The Jamek Mosque was officially opened on 25 December 1964 by then Malayan Minister for Agriculture and Co-operatives, Mohamed Khir Johari, to house a growing number of worshippers in the estate.
Designed in the traditional Javanese style, the single-storey Mosque is characterised by its imposing minaret and pitched roof above the prayer hall. The Mosque had a miniature garden filled with tropical decorative plants and wooden fences which ran along its perimeters.
In the 1970s and 1980s, the Mosque was particularly susceptible to flooding because it was located in a low lying area next to the Alexandra Canal. The stretch of road next to the Mosque was subsequently raised 6 times and the garden had to make way for a larger drainage system. Johari bin Pardi, 61, a long-time worshipper at the iconic mosque, recalled:
“The area surrounding Margaret Drive was extremely prone to flooding. There was once when the flood was knee-deep and animal carcasses were floating around.”

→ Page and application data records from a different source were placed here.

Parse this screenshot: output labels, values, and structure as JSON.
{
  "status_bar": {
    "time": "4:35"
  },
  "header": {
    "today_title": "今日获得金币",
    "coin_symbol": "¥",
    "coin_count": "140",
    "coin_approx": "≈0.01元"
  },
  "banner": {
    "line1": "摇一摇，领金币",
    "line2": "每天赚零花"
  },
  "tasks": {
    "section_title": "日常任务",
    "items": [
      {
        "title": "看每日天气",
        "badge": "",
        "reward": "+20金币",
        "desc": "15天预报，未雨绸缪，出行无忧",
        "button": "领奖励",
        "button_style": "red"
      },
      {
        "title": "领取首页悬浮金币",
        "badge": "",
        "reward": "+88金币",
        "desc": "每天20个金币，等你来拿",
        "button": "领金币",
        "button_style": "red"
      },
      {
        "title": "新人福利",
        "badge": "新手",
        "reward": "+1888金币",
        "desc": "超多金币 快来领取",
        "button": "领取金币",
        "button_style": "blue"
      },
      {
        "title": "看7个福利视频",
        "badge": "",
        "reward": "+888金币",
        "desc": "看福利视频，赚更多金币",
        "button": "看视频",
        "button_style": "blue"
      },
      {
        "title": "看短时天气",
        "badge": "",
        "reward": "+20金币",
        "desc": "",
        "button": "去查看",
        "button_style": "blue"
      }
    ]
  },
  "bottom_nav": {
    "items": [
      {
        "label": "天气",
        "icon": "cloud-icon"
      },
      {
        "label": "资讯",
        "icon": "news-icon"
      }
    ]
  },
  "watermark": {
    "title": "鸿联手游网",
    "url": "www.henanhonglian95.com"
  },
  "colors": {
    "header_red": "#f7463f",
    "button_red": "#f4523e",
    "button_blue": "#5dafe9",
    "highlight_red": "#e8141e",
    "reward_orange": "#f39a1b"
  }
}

Today, Masjid Jamek Queenstown remains an important religious and social development centre for Muslim residents in Queenstown.